__Supplied entries__:
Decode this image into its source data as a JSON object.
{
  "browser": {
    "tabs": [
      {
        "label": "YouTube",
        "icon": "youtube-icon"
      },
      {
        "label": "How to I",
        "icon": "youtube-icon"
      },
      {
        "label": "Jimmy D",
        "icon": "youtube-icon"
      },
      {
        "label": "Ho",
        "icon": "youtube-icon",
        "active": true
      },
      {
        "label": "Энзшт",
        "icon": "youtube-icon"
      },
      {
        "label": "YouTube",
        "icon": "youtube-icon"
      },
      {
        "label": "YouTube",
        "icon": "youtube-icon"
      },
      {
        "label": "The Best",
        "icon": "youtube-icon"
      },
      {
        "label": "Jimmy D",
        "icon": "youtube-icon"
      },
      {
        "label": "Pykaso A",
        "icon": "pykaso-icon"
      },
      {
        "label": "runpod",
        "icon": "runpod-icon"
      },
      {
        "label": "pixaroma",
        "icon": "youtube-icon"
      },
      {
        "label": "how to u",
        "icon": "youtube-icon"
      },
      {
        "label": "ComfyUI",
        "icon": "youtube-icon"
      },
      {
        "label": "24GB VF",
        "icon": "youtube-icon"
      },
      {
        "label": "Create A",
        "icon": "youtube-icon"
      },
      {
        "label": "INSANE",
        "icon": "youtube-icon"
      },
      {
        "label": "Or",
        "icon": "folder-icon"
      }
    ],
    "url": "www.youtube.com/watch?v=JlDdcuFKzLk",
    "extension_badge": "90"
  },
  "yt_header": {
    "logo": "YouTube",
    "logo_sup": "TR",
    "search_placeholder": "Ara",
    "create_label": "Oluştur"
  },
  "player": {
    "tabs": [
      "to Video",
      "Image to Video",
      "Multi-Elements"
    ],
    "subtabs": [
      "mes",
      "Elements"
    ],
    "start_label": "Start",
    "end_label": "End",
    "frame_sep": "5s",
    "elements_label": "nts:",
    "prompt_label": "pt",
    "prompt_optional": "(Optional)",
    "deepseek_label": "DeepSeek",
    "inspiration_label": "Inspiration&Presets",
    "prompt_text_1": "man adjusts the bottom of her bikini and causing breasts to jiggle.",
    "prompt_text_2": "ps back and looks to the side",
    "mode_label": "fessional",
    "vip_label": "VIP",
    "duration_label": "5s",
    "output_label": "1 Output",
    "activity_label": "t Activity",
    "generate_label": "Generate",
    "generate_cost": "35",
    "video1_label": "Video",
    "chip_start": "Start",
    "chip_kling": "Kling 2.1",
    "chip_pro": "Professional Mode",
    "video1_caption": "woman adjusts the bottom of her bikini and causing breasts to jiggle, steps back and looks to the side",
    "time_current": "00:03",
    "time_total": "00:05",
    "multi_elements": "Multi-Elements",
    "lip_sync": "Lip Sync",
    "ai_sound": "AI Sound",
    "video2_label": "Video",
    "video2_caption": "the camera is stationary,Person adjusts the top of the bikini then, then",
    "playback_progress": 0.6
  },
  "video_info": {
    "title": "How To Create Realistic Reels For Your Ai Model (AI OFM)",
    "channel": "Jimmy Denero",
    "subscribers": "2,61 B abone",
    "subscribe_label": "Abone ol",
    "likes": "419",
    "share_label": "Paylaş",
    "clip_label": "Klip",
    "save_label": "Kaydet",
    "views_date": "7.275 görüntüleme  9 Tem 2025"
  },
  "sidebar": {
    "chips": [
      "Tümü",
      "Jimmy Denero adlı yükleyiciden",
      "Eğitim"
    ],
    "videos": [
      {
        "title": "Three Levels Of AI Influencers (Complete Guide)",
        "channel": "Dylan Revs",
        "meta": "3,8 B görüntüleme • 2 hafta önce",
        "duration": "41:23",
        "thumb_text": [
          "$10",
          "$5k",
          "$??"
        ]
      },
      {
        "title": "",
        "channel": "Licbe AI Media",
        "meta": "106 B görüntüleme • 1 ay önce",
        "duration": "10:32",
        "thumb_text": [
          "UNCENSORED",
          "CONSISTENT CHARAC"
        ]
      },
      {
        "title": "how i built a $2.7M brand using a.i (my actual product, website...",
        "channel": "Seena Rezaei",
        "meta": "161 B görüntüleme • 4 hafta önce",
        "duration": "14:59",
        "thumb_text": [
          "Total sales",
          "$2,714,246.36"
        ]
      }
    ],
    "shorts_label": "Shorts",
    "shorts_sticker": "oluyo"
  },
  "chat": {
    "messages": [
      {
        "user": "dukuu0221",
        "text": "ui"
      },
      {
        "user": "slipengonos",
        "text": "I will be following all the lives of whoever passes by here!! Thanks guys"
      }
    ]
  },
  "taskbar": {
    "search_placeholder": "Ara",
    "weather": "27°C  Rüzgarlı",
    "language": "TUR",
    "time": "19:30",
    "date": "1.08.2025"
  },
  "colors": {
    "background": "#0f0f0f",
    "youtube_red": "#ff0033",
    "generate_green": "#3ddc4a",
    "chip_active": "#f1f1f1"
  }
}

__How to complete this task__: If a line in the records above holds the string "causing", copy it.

__Problem solution__:
    "prompt_text_1": "man adjusts the bottom of her bikini and causing breasts to jiggle.",
    "video1_caption": "woman adjusts the bottom of her bikini and causing breasts to jiggle, steps back and looks to the side",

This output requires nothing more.